> **WHAT NEEDS TO BE DONE**:
Every entry, from first to last, is to be written out exactly.

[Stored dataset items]
# # # #

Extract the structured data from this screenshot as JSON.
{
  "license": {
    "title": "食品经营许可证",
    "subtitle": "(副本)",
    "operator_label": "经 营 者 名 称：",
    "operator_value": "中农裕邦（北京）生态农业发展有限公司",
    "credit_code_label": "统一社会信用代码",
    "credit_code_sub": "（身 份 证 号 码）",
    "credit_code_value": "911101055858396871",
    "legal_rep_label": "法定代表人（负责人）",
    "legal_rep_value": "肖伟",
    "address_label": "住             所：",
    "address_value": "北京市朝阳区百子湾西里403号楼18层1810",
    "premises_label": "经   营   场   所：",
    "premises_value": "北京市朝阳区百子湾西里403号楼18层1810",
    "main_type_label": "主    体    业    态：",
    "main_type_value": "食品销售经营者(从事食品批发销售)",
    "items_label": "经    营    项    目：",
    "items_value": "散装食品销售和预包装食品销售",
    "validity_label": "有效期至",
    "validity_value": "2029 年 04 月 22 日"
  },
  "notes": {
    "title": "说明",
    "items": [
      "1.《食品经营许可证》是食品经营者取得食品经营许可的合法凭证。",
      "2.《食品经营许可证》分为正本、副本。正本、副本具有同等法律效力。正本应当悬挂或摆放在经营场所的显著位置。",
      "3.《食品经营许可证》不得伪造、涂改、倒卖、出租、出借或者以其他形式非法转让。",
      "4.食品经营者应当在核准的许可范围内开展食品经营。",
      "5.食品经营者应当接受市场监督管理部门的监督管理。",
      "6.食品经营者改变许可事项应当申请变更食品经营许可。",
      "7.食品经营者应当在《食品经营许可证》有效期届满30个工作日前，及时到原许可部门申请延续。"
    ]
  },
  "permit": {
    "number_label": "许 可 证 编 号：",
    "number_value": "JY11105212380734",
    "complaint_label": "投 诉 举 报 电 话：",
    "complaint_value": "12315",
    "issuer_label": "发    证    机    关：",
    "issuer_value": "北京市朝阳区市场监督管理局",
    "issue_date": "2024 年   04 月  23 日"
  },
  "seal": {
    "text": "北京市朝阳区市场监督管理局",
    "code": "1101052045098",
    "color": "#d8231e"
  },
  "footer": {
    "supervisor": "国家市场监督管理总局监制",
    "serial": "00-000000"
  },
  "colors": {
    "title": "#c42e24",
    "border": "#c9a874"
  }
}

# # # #

> **FINISHED EXERCISE**:
Extract the structured data from this screenshot as JSON.
{
  "license": {
    "title": "食品经营许可证",
    "subtitle": "(副本)",
    "operator_label": "经 营 者 名 称：",
    "operator_value": "中农裕邦（北京）生态农业发展有限公司",
    "credit_code_label": "统一社会信用代码",
    "credit_code_sub": "（身 份 证 号 码）",
    "credit_code_value": "911101055858396871",
    "legal_rep_label": "法定代表人（负责人）",
    "legal_rep_value": "肖伟",
    "address_label": "住             所：",
    "address_value": "北京市朝阳区百子湾西里403号楼18层1810",
    "premises_label": "经   营   场   所：",
    "premises_value": "北京市朝阳区百子湾西里403号楼18层1810",
    "main_type_label": "主    体    业    态：",
    "main_type_value": "食品销售经营者(从事食品批发销售)",
    "items_label": "经    营    项    目：",
    "items_value": "散装食品销售和预包装食品销售",
    "validity_label": "有效期至",
    "validity_value": "2029 年 04 月 22 日"
  },
  "notes": {
    "title": "说明",
    "items": [
      "1.《食品经营许可证》是食品经营者取得食品经营许可的合法凭证。",
      "2.《食品经营许可证》分为正本、副本。正本、副本具有同等法律效力。正本应当悬挂或摆放在经营场所的显著位置。",
      "3.《食品经营许可证》不得伪造、涂改、倒卖、出租、出借或者以其他形式非法转让。",
      "4.食品经营者应当在核准的许可范围内开展食品经营。",
      "5.食品经营者应当接受市场监督管理部门的监督管理。",
      "6.食品经营者改变许可事项应当申请变更食品经营许可。",
      "7.食品经营者应当在《食品经营许可证》有效期届满30个工作日前，及时到原许可部门申请延续。"
    ]
  },
  "permit": {
    "number_label": "许 可 证 编 号：",
    "number_value": "JY11105212380734",
    "complaint_label": "投 诉 举 报 电 话：",
    "complaint_value": "12315",
    "issuer_label": "发    证    机    关：",
    "issuer_value": "北京市朝阳区市场监督管理局",
    "issue_date": "2024 年   04 月  23 日"
  },
  "seal": {
    "text": "北京市朝阳区市场监督管理局",
    "code": "1101052045098",
    "color": "#d8231e"
  },
  "footer": {
    "supervisor": "国家市场监督管理总局监制",
    "serial": "00-000000"
  },
  "colors": {
    "title": "#c42e24",
    "border": "#c9a874"
  }
}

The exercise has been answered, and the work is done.